Consumers spent $7 billion (US$) at online retail sites during the first quarter of 2000, including $2 billion on travel, according to a new report from Harris Interactive.
The numbers put the quarter in line with U.S. Department of Commerce (DOC) figures released in March for the fourth quarter of 1999. During those three months, which included the first holiday season when online shopping was widespread, consumers spent $5.3 billion. The government figure excludes online travel buying.
The DOC, which only began formally measuring online sales at the end of 1999, is expected to release its report on first-quarter e-commerce sales sometime this month.
Consumers Keep Coming
The report by the Rochester, New York-based Harris noted that the amount of offline spending generated by Internet activity such as online browsing and research dropped by more than $2 billion.
However, a new crop of online shoppers made up the difference. The number of consumers buying on the Web rose from 23.3 million during the fourth quarter of 1999 to 26.8 million during the most recent quarter.
Fewer Toys, More Travel
Sales dropped in several e-commerce segments, according to the report. Not surprisingly, toy sites saw the greatest decrease, with quarterly revenues down 61 percent from $379 million to $147 million. Also down were clothing, which dipped 17 percent to $619 million, and electronics, which fell 24 percent to $287 million.
“Clothing, electronics and especially toys all saw their online sales more than double during the holiday season but fall in the first quarter,” said Lori Iventosch-James, director of e-commerce research at Harris.
The drop in sales in many sectors, Iventosch-James said, points to one of the challenges that e-commerce firms face: To find ways to keep customers coming back year-round. “These drops are not just a function of decreased post-holiday demand,” she added. “They illustrate that online retailers face the same challenges traditional retailers face in sustaining themselves at other times of the year.”
Travel, which made up the largest single e-commerce category during the quarter with about $2 billion in sales, was also one of the biggest gainers, growing by more than 20 percent. Auction sites saw their revenues increase 30 percent, accounting for $644 million in spending. Spending was also up at health and beauty sites.
eBay Rises to New Level
Ivenotsch-James called the rising revenues at online auction house eBay “one of the biggest stories of the quarter,” because the online auction site showed strength in several categories, including electronics and toys. “Consumers are now thinking of eBay as a full-service e-commerce site,” she said.
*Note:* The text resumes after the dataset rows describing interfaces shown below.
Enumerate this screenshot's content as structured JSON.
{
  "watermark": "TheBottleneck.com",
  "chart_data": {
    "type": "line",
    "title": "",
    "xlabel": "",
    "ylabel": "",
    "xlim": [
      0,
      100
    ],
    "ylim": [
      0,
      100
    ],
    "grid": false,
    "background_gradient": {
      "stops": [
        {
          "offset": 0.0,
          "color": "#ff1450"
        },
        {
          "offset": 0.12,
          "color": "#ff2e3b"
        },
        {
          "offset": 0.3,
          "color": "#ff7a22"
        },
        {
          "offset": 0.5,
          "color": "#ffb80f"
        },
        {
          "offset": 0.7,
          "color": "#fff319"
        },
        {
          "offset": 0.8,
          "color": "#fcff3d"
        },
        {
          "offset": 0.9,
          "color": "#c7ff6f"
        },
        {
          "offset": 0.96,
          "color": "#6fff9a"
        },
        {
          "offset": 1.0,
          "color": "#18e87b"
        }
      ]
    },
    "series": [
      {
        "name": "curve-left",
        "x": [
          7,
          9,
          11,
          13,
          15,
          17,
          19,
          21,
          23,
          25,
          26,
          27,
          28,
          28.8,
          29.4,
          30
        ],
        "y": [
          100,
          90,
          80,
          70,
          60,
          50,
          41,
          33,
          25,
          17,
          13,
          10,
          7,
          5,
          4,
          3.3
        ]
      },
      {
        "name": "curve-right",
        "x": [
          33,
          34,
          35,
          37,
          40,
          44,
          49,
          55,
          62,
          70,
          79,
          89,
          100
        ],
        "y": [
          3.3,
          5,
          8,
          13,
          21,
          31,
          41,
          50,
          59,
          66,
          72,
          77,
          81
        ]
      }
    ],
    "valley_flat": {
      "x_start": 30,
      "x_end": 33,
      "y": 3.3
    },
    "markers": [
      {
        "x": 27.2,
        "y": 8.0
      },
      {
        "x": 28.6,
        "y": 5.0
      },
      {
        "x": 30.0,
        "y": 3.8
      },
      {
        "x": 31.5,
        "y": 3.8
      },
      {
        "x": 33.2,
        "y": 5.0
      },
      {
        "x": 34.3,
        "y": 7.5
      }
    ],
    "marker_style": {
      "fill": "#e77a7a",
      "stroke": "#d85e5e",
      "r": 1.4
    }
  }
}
The survey — which covered more than 112,000 shoppers worldwide — also found that Toysrus.com remained the number one toy site, despite widespread customer dissatisfaction with delivery of purchases over the holiday season.
Harris also found that ColumbiaHouse.com beat out previous leader Amazon.com for the lead in CD/Video sales.
The report seems to underscore the consolidation of market share that analysts say will lead to the demise of many second-tier online retailers. Just last month, Forrester Research predicted that more than half of all Internet retailers would fold by the end of next year.